Academic Commons

Interdependency of Aid Effectiveness and Good Governance

Mubazi, John Kigongo E.

The spirit of this article is to offer a fresh perspective related to the future of aid as a way of informing the ongoing discourse on development assistance to the benefit of policy makers and key stakeholders. It suggests that aid deployment ought to change in such a way as to improve governance and has shown where and how. We explore governance’s focus as well as the World Bank dimensions. Under focus, we concentrate on the transparency of government, the simplicity of procedures, accountability and responsibility, the need to fight against corruption, individual freedom and collective expression, and independence of the legal system. For the World Bank dimensions, the concentration is on: voice and accountability, political stability and the absence of violence, government effectiveness, regulatory quality, rule of law, and control of corruption. With respect to regulation and corruption, we address whether to use market-based or regulatory measures, possible policy instruments, implementation issues, and difficulties and problems. Under possible policy instruments, mandatory policy instruments, voluntary agreements, compliance instruments, and precautionary measures are explored. Implementation issues include introductory matters, costs, free riding and voluntary agreement and compliance. In addition, we examine difficulties associated with distributional issues, compensation, regulatory capture phenomenon, and the effect on innovation. Regarding corruption, we examine its definition, state capture versus conventional corruption, corrupt acts, forms of corruption, hypothetical causes of corruption, some analytical points, theoretical consequences, unbinding bribery, incidence of corruption, fraud, and control measures.

Files

Also Published In

Title
Consilience: The Journal of Sustainable Development

More About This Work

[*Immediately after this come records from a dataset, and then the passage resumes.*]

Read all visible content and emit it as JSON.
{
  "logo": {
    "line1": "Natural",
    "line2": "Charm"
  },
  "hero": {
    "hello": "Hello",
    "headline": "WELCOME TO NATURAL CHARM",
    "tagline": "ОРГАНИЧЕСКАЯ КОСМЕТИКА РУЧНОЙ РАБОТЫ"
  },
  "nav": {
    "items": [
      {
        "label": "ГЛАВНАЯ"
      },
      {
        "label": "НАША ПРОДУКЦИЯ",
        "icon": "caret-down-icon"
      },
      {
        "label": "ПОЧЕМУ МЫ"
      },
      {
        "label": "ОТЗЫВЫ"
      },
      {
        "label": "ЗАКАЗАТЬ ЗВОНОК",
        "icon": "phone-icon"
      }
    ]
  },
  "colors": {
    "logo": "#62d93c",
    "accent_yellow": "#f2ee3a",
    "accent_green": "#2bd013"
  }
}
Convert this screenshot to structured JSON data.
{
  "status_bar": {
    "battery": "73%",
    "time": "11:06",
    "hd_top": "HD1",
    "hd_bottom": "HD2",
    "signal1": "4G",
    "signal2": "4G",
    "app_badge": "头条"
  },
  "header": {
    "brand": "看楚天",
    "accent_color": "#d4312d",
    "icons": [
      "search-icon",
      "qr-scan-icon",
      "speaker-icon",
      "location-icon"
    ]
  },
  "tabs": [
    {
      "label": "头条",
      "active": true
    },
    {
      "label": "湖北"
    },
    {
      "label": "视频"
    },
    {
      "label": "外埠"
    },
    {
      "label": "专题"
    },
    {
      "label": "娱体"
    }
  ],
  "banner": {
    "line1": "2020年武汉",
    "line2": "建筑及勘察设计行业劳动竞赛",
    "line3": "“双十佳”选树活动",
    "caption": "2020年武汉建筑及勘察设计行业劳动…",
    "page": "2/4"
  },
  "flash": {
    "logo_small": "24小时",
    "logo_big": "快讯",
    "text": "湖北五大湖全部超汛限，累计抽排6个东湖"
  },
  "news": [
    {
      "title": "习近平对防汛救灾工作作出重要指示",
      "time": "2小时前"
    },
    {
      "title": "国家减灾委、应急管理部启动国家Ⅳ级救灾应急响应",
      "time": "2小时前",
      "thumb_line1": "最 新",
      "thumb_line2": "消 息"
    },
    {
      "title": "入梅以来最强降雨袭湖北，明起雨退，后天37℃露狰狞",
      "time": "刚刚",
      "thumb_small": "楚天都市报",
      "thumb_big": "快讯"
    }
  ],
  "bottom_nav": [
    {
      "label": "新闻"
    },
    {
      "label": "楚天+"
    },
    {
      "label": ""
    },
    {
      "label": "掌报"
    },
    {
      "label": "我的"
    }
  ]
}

Academic Units
Earth Institute
Published Here
February 12, 2016
Academic Commons provides global access to research and scholarship produced at Columbia University, Barnard College, Teachers College, Union Theological Seminary and Jewish Theological Seminary. Academic Commons is managed by the Columbia University Libraries.